▶ [DATA SECTION]:
Segment Open
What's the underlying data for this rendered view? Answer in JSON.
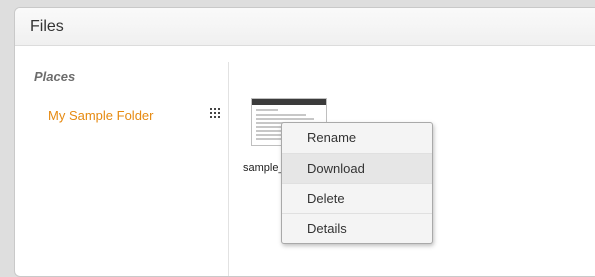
{
  "panel": {
    "title": "Files"
  },
  "sidebar": {
    "heading": "Places",
    "folders": [
      {
        "label": "My Sample Folder",
        "view_icon": "grid-view-icon"
      }
    ]
  },
  "files": [
    {
      "name": "sample_",
      "thumbnail_icon": "document-thumbnail-icon"
    }
  ],
  "context_menu": {
    "items": [
      {
        "label": "Rename"
      },
      {
        "label": "Download"
      },
      {
        "label": "Delete"
      },
      {
        "label": "Details"
      }
    ],
    "highlighted_item": "Download"
  },
  "colors": {
    "accent": "#e68a11",
    "background": "#dedede"
  }
}
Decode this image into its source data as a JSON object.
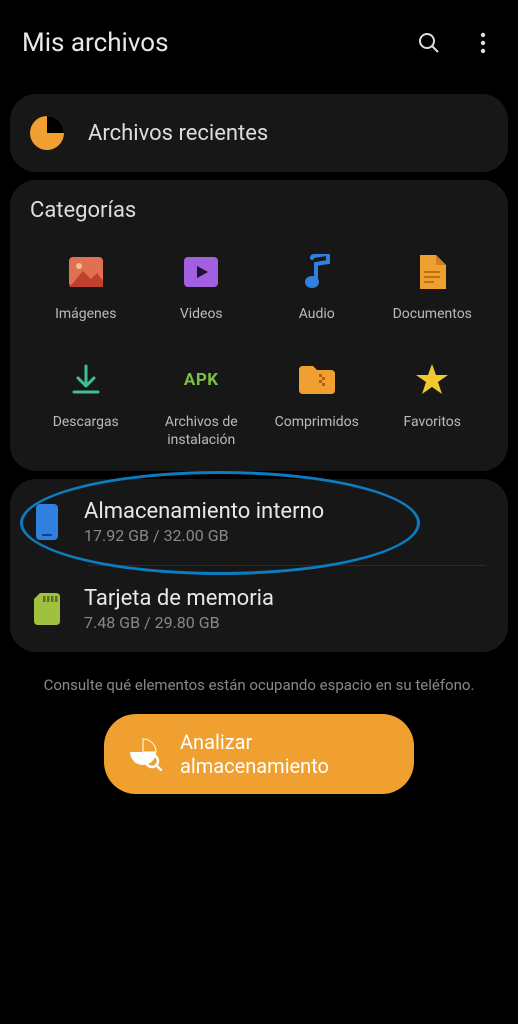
{
  "header": {
    "title": "Mis archivos"
  },
  "recent": {
    "label": "Archivos recientes"
  },
  "categories": {
    "title": "Categorías",
    "items": [
      {
        "label": "Imágenes"
      },
      {
        "label": "Videos"
      },
      {
        "label": "Audio"
      },
      {
        "label": "Documentos"
      },
      {
        "label": "Descargas"
      },
      {
        "label": "Archivos de instalación"
      },
      {
        "label": "Comprimidos"
      },
      {
        "label": "Favoritos"
      }
    ]
  },
  "storage": {
    "internal": {
      "title": "Almacenamiento interno",
      "sub": "17.92 GB / 32.00 GB"
    },
    "sdcard": {
      "title": "Tarjeta de memoria",
      "sub": "7.48 GB / 29.80 GB"
    }
  },
  "hint": "Consulte qué elementos están ocupando espacio en su teléfono.",
  "analyze": {
    "label": "Analizar almacenamiento"
  }
}
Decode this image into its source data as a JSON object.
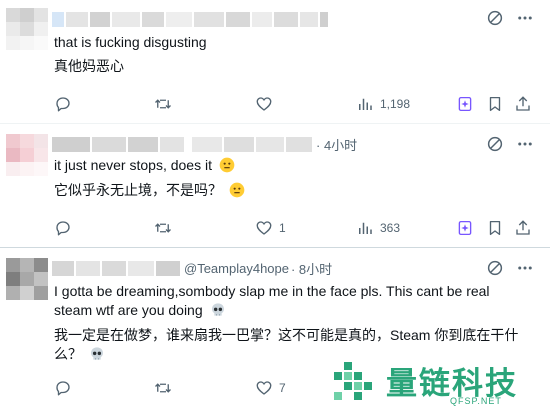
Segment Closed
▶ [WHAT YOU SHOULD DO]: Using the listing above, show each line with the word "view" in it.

▶ [OUTPUT FOR THIS EXERCISE]:
What's the underlying data for this rendered view? Answer in JSON.
        "view_icon": "grid-view-icon"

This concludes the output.